*Records to use*:

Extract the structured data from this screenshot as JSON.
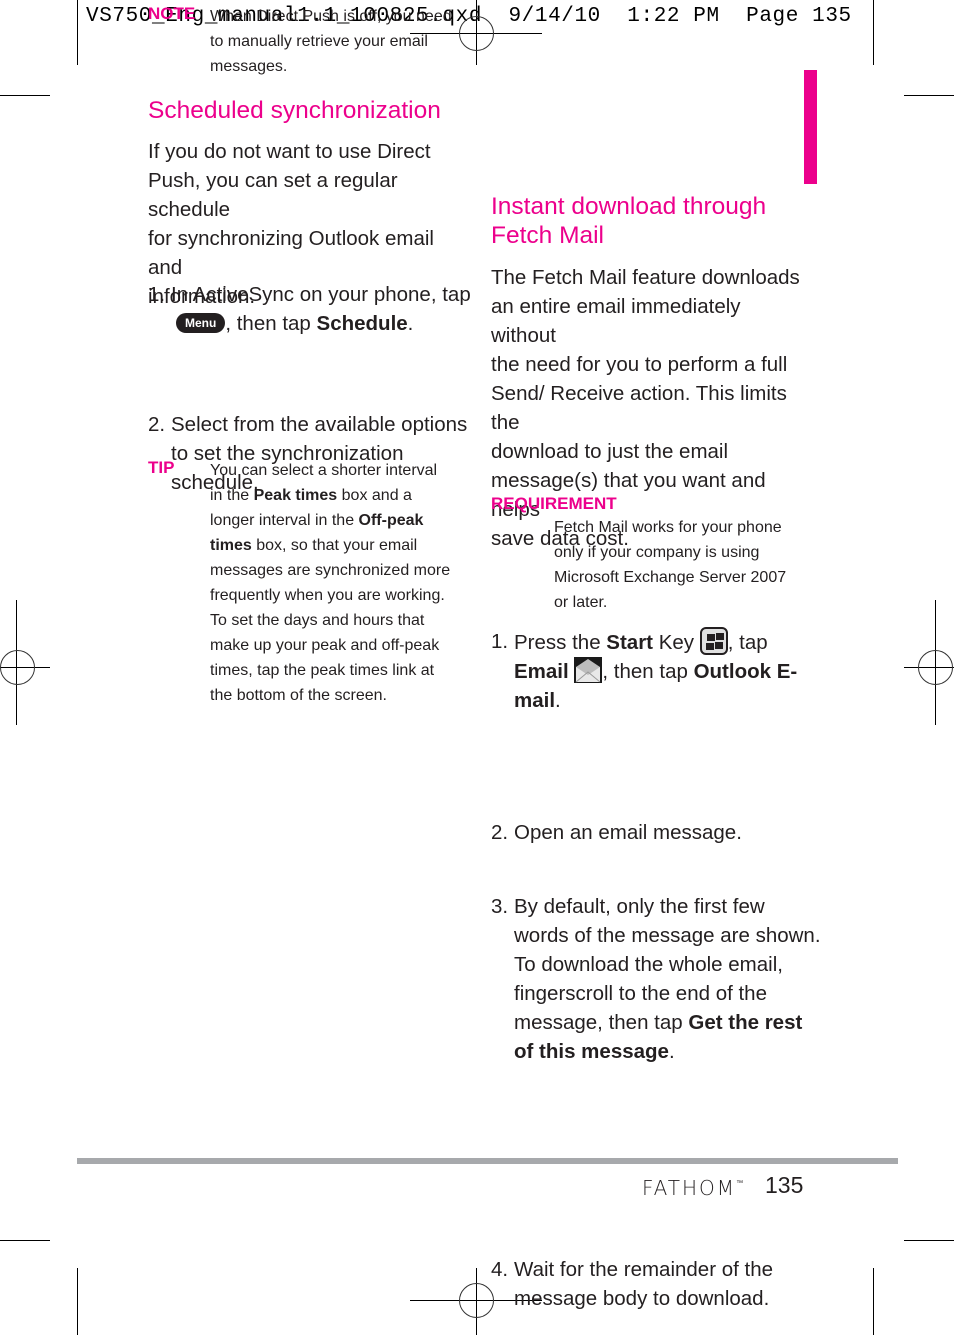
{
  "slug": {
    "file": "VS750_Eng_manual1.1_100825.qxd",
    "date": "9/14/10",
    "time": "1:22 PM",
    "page": "Page 135"
  },
  "accent_color": "#ec008c",
  "left": {
    "note": {
      "label": "NOTE",
      "lines": [
        "When Direct Push is off, you need",
        "to manually retrieve your email",
        "messages."
      ]
    },
    "heading": "Scheduled synchronization",
    "intro": [
      "If you do not want to use Direct",
      "Push, you can set a regular schedule",
      "for synchronizing Outlook email and",
      "information."
    ],
    "steps": [
      {
        "num": "1.",
        "line1": "In ActiveSync on your phone, tap",
        "menu_button": "Menu",
        "then": ", then tap ",
        "bold": "Schedule",
        "end": "."
      },
      {
        "num": "2.",
        "lines": [
          "Select from the available options",
          "to set the synchronization",
          "schedule."
        ]
      }
    ],
    "tip": {
      "label": "TIP",
      "l1": "You can select a shorter interval",
      "l2_pre": "in the ",
      "l2_bold": "Peak times",
      "l2_post": " box and a",
      "l3_pre": "longer interval in the ",
      "l3_bold": "Off-peak",
      "l4_bold": "times",
      "l4_post": " box, so that your email",
      "l5": "messages are synchronized more",
      "l6": "frequently when you are working.",
      "l7": "To set the days and hours that",
      "l8": "make up your peak and off-peak",
      "l9": "times, tap the peak times link at",
      "l10": "the bottom of the screen."
    }
  },
  "right": {
    "heading": [
      "Instant download through",
      "Fetch Mail"
    ],
    "intro": [
      "The Fetch Mail feature downloads",
      "an entire email immediately without",
      "the need for you to perform a full",
      "Send/ Receive action. This limits the",
      "download to just the email",
      "message(s) that you want and helps",
      "save data cost."
    ],
    "requirement": {
      "label": "REQUIREMENT",
      "lines": [
        "Fetch Mail works for your phone",
        "only if your company is using",
        "Microsoft Exchange Server 2007",
        "or later."
      ]
    },
    "steps": [
      {
        "num": "1.",
        "pre": "Press the ",
        "bold1": "Start",
        "mid1": " Key ",
        "icon1": "windows-start-key-icon",
        "mid2": ", tap",
        "bold2": "Email",
        "icon2": "email-envelope-icon",
        "mid3": ", then tap ",
        "bold3": "Outlook E-",
        "bold4": "mail",
        "end": "."
      },
      {
        "num": "2.",
        "lines": [
          "Open an email message."
        ]
      },
      {
        "num": "3.",
        "lines": [
          "By default, only the first few",
          "words of the message are shown.",
          "To download the whole email,",
          "fingerscroll to the end of the"
        ],
        "l5_pre": "message, then tap ",
        "l5_bold": "Get the rest",
        "l6_bold": "of this message",
        "end": "."
      },
      {
        "num": "4.",
        "lines": [
          "Wait for the remainder of the",
          "message body to download."
        ]
      }
    ]
  },
  "footer": {
    "brand": "FATHOM",
    "tm": "™",
    "page_number": "135"
  }
}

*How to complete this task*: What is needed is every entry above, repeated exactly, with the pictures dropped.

*Written reply*:
Extract the structured data from this screenshot as JSON.
{
  "slug": {
    "file": "VS750_Eng_manual1.1_100825.qxd",
    "date": "9/14/10",
    "time": "1:22 PM",
    "page": "Page 135"
  },
  "accent_color": "#ec008c",
  "left": {
    "note": {
      "label": "NOTE",
      "lines": [
        "When Direct Push is off, you need",
        "to manually retrieve your email",
        "messages."
      ]
    },
    "heading": "Scheduled synchronization",
    "intro": [
      "If you do not want to use Direct",
      "Push, you can set a regular schedule",
      "for synchronizing Outlook email and",
      "information."
    ],
    "steps": [
      {
        "num": "1.",
        "line1": "In ActiveSync on your phone, tap",
        "menu_button": "Menu",
        "then": ", then tap ",
        "bold": "Schedule",
        "end": "."
      },
      {
        "num": "2.",
        "lines": [
          "Select from the available options",
          "to set the synchronization",
          "schedule."
        ]
      }
    ],
    "tip": {
      "label": "TIP",
      "l1": "You can select a shorter interval",
      "l2_pre": "in the ",
      "l2_bold": "Peak times",
      "l2_post": " box and a",
      "l3_pre": "longer interval in the ",
      "l3_bold": "Off-peak",
      "l4_bold": "times",
      "l4_post": " box, so that your email",
      "l5": "messages are synchronized more",
      "l6": "frequently when you are working.",
      "l7": "To set the days and hours that",
      "l8": "make up your peak and off-peak",
      "l9": "times, tap the peak times link at",
      "l10": "the bottom of the screen."
    }
  },
  "right": {
    "heading": [
      "Instant download through",
      "Fetch Mail"
    ],
    "intro": [
      "The Fetch Mail feature downloads",
      "an entire email immediately without",
      "the need for you to perform a full",
      "Send/ Receive action. This limits the",
      "download to just the email",
      "message(s) that you want and helps",
      "save data cost."
    ],
    "requirement": {
      "label": "REQUIREMENT",
      "lines": [
        "Fetch Mail works for your phone",
        "only if your company is using",
        "Microsoft Exchange Server 2007",
        "or later."
      ]
    },
    "steps": [
      {
        "num": "1.",
        "pre": "Press the ",
        "bold1": "Start",
        "mid1": " Key ",
        "icon1": "windows-start-key-icon",
        "mid2": ", tap",
        "bold2": "Email",
        "icon2": "email-envelope-icon",
        "mid3": ", then tap ",
        "bold3": "Outlook E-",
        "bold4": "mail",
        "end": "."
      },
      {
        "num": "2.",
        "lines": [
          "Open an email message."
        ]
      },
      {
        "num": "3.",
        "lines": [
          "By default, only the first few",
          "words of the message are shown.",
          "To download the whole email,",
          "fingerscroll to the end of the"
        ],
        "l5_pre": "message, then tap ",
        "l5_bold": "Get the rest",
        "l6_bold": "of this message",
        "end": "."
      },
      {
        "num": "4.",
        "lines": [
          "Wait for the remainder of the",
          "message body to download."
        ]
      }
    ]
  },
  "footer": {
    "brand": "FATHOM",
    "tm": "™",
    "page_number": "135"
  }
}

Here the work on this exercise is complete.